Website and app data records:
#####

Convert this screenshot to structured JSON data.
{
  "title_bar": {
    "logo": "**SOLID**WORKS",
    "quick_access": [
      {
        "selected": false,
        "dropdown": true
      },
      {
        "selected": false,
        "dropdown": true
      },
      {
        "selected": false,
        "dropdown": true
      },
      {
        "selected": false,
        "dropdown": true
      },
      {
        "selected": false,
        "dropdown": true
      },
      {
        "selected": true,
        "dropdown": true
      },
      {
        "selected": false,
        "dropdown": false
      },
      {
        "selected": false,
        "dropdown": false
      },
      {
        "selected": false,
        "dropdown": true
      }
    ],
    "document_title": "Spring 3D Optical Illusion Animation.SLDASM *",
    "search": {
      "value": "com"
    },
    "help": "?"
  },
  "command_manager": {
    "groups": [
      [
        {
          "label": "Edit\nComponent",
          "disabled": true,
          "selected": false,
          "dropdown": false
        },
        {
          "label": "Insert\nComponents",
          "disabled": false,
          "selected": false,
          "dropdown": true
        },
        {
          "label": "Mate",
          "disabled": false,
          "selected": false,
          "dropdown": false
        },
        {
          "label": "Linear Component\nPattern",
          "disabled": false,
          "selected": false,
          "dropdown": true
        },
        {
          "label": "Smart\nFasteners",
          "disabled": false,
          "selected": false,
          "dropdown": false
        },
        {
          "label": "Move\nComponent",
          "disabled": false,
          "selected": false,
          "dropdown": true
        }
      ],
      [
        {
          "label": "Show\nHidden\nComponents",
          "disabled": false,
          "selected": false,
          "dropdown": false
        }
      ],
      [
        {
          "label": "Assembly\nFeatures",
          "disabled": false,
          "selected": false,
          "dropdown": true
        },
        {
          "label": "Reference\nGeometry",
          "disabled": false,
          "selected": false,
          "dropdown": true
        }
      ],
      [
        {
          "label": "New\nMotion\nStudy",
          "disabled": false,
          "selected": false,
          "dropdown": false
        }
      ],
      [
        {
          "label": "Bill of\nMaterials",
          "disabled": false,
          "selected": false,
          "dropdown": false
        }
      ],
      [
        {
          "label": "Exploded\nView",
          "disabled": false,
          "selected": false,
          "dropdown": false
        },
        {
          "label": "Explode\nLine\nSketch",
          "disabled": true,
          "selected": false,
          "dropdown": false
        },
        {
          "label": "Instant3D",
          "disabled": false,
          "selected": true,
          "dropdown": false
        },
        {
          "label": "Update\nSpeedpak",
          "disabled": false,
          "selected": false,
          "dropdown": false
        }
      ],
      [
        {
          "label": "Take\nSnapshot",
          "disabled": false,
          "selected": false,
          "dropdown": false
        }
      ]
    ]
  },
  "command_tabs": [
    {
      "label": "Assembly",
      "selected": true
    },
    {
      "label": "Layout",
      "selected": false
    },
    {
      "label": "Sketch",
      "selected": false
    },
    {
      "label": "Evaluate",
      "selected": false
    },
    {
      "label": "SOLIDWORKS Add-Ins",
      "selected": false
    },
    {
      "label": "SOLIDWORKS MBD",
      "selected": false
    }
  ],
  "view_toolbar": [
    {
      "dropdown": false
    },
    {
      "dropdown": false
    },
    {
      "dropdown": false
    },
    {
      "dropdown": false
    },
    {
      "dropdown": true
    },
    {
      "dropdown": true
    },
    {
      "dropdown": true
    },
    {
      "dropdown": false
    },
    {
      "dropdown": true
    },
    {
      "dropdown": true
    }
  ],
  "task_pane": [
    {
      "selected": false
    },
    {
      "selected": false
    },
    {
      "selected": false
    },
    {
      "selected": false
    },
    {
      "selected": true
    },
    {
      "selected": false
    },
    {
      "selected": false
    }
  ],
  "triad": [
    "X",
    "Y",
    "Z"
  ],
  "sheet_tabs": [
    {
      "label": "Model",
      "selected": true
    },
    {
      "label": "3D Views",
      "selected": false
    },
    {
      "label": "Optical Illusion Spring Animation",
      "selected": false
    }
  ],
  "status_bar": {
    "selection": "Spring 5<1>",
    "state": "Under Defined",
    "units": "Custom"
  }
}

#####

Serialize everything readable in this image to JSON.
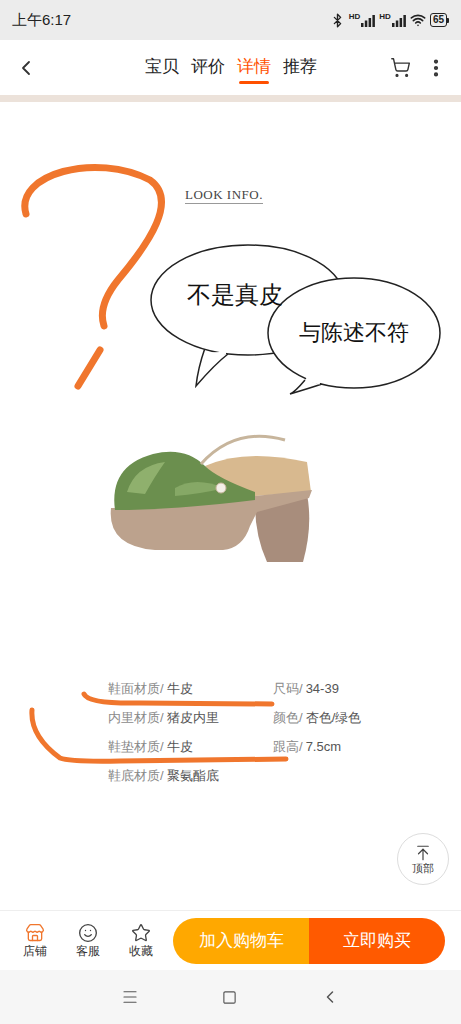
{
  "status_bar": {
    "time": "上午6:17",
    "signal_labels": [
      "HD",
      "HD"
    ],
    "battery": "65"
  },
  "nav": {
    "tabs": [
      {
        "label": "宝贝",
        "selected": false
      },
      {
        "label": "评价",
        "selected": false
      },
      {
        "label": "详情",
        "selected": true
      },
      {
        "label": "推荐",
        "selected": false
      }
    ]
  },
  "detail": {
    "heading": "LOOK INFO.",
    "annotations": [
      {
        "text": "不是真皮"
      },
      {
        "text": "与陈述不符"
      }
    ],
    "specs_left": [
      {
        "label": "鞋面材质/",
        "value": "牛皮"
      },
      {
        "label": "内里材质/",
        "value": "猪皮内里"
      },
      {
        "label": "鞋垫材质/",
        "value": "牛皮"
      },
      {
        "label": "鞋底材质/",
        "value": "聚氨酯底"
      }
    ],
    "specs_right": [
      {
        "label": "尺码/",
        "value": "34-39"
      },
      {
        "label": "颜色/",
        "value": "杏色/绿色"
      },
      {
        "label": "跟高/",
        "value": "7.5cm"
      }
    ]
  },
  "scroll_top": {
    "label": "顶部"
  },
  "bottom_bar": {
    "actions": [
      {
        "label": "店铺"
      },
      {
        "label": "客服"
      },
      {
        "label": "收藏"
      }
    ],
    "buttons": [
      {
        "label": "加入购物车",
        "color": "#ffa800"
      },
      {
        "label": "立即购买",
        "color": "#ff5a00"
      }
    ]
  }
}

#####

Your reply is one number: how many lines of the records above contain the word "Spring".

3